*What is being asked*.
Each entry below is to be restated word for word, with no pictures carried over.

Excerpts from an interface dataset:
▬▬▬
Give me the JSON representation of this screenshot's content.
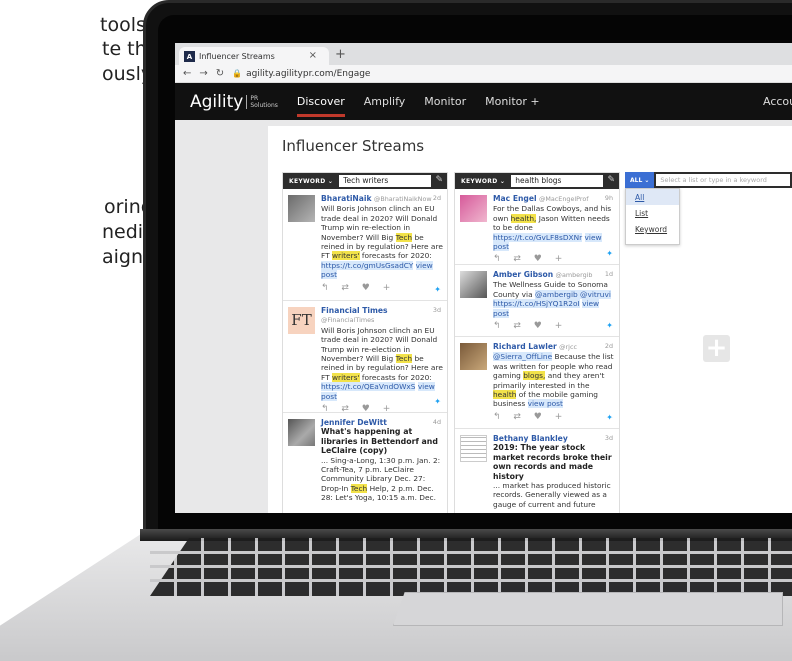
{
  "marketing": {
    "line1": "tools",
    "line2": "te the",
    "line3": "ously",
    "line4": "oring,",
    "line5": "nedia",
    "line6": "aigns,"
  },
  "browser": {
    "tab_title": "Influencer Streams",
    "tab_favicon": "A",
    "tab_close": "×",
    "new_tab": "+",
    "url": "agility.agilitypr.com/Engage"
  },
  "app": {
    "logo": "Agility",
    "logo_sub1": "PR",
    "logo_sub2": "Solutions",
    "nav": [
      "Discover",
      "Amplify",
      "Monitor",
      "Monitor +"
    ],
    "account": "Accoun",
    "page_title": "Influencer Streams"
  },
  "streams": [
    {
      "filter": "KEYWORD ⌄",
      "keyword": "Tech writers",
      "cards": [
        {
          "name": "BharatiNaik",
          "handle": "@BharatiNaikNow",
          "time": "2d",
          "text": "Will Boris Johnson clinch an EU trade deal in 2020? Will Donald Trump win re-election in November? Will Big",
          "hl1": "Tech",
          "text2": "be reined in by regulation? Here are FT",
          "hl2": "writers'",
          "text3": "forecasts for 2020:",
          "link": "https://t.co/gmUsGsadCY",
          "view": "view post"
        },
        {
          "name": "Financial Times",
          "handle": "@FinancialTimes",
          "time": "3d",
          "avatar_text": "FT",
          "text": "Will Boris Johnson clinch an EU trade deal in 2020? Will Donald Trump win re-election in November? Will Big",
          "hl1": "Tech",
          "text2": "be reined in by regulation? Here are FT",
          "hl2": "writers'",
          "text3": "forecasts for 2020:",
          "link": "https://t.co/QEaVndOWxS",
          "view": "view post"
        },
        {
          "name": "Jennifer DeWitt",
          "time": "4d",
          "headline": "What's happening at libraries in Bettendorf and LeClaire (copy)",
          "text": "... Sing-a-Long, 1:30 p.m. Jan. 2: Craft-Tea, 7 p.m. LeClaire Community Library Dec. 27: Drop-In",
          "hl1": "Tech",
          "text2": "Help, 2 p.m. Dec. 28: Let's Yoga, 10:15 a.m. Dec. 31: Pequeños Cuentos: ..."
        }
      ]
    },
    {
      "filter": "KEYWORD ⌄",
      "keyword": "health blogs",
      "cards": [
        {
          "name": "Mac Engel",
          "handle": "@MacEngelProf",
          "time": "9h",
          "text": "For the Dallas Cowboys, and his own",
          "hl1": "health,",
          "text2": "Jason Witten needs to be done",
          "link": "https://t.co/GvLF8sDXNr",
          "view": "view post"
        },
        {
          "name": "Amber Gibson",
          "handle": "@ambergib",
          "time": "1d",
          "text": "The Wellness Guide to Sonoma County via",
          "link1": "@ambergib @vitruvi",
          "link": "https://t.co/HSjYQ1R2oI",
          "view": "view post"
        },
        {
          "name": "Richard Lawler",
          "handle": "@rjcc",
          "time": "2d",
          "link1": "@Sierra_OffLine",
          "text": "Because the list was written for people who read gaming",
          "hl1": "blogs,",
          "text2": "and they aren't primarily interested in the",
          "hl2": "health",
          "text3": "of the mobile gaming business",
          "view": "view post"
        },
        {
          "name": "Bethany Blankley",
          "time": "3d",
          "headline": "2019: The year stock market records broke their own records and made history",
          "text": "... market has produced historic records. Generally viewed as a gauge of current and future"
        }
      ]
    }
  ],
  "list_column": {
    "filter": "ALL ⌄",
    "placeholder": "Select a list or type in a keyword",
    "options": [
      "All",
      "List",
      "Keyword"
    ],
    "selected": "All"
  },
  "icons": {
    "actions": "↰ ⇄ ♥ +",
    "twitter": "✦",
    "wrench": "✎",
    "add": "+"
  }
}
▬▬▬
*Your solution*.
Give me the JSON representation of this screenshot's content.
{
  "marketing": {
    "line1": "tools",
    "line2": "te the",
    "line3": "ously",
    "line4": "oring,",
    "line5": "nedia",
    "line6": "aigns,"
  },
  "browser": {
    "tab_title": "Influencer Streams",
    "tab_favicon": "A",
    "tab_close": "×",
    "new_tab": "+",
    "url": "agility.agilitypr.com/Engage"
  },
  "app": {
    "logo": "Agility",
    "logo_sub1": "PR",
    "logo_sub2": "Solutions",
    "nav": [
      "Discover",
      "Amplify",
      "Monitor",
      "Monitor +"
    ],
    "account": "Accoun",
    "page_title": "Influencer Streams"
  },
  "streams": [
    {
      "filter": "KEYWORD ⌄",
      "keyword": "Tech writers",
      "cards": [
        {
          "name": "BharatiNaik",
          "handle": "@BharatiNaikNow",
          "time": "2d",
          "text": "Will Boris Johnson clinch an EU trade deal in 2020? Will Donald Trump win re-election in November? Will Big",
          "hl1": "Tech",
          "text2": "be reined in by regulation? Here are FT",
          "hl2": "writers'",
          "text3": "forecasts for 2020:",
          "link": "https://t.co/gmUsGsadCY",
          "view": "view post"
        },
        {
          "name": "Financial Times",
          "handle": "@FinancialTimes",
          "time": "3d",
          "avatar_text": "FT",
          "text": "Will Boris Johnson clinch an EU trade deal in 2020? Will Donald Trump win re-election in November? Will Big",
          "hl1": "Tech",
          "text2": "be reined in by regulation? Here are FT",
          "hl2": "writers'",
          "text3": "forecasts for 2020:",
          "link": "https://t.co/QEaVndOWxS",
          "view": "view post"
        },
        {
          "name": "Jennifer DeWitt",
          "time": "4d",
          "headline": "What's happening at libraries in Bettendorf and LeClaire (copy)",
          "text": "... Sing-a-Long, 1:30 p.m. Jan. 2: Craft-Tea, 7 p.m. LeClaire Community Library Dec. 27: Drop-In",
          "hl1": "Tech",
          "text2": "Help, 2 p.m. Dec. 28: Let's Yoga, 10:15 a.m. Dec. 31: Pequeños Cuentos: ..."
        }
      ]
    },
    {
      "filter": "KEYWORD ⌄",
      "keyword": "health blogs",
      "cards": [
        {
          "name": "Mac Engel",
          "handle": "@MacEngelProf",
          "time": "9h",
          "text": "For the Dallas Cowboys, and his own",
          "hl1": "health,",
          "text2": "Jason Witten needs to be done",
          "link": "https://t.co/GvLF8sDXNr",
          "view": "view post"
        },
        {
          "name": "Amber Gibson",
          "handle": "@ambergib",
          "time": "1d",
          "text": "The Wellness Guide to Sonoma County via",
          "link1": "@ambergib @vitruvi",
          "link": "https://t.co/HSjYQ1R2oI",
          "view": "view post"
        },
        {
          "name": "Richard Lawler",
          "handle": "@rjcc",
          "time": "2d",
          "link1": "@Sierra_OffLine",
          "text": "Because the list was written for people who read gaming",
          "hl1": "blogs,",
          "text2": "and they aren't primarily interested in the",
          "hl2": "health",
          "text3": "of the mobile gaming business",
          "view": "view post"
        },
        {
          "name": "Bethany Blankley",
          "time": "3d",
          "headline": "2019: The year stock market records broke their own records and made history",
          "text": "... market has produced historic records. Generally viewed as a gauge of current and future"
        }
      ]
    }
  ],
  "list_column": {
    "filter": "ALL ⌄",
    "placeholder": "Select a list or type in a keyword",
    "options": [
      "All",
      "List",
      "Keyword"
    ],
    "selected": "All"
  },
  "icons": {
    "actions": "↰ ⇄ ♥ +",
    "twitter": "✦",
    "wrench": "✎",
    "add": "+"
  }
}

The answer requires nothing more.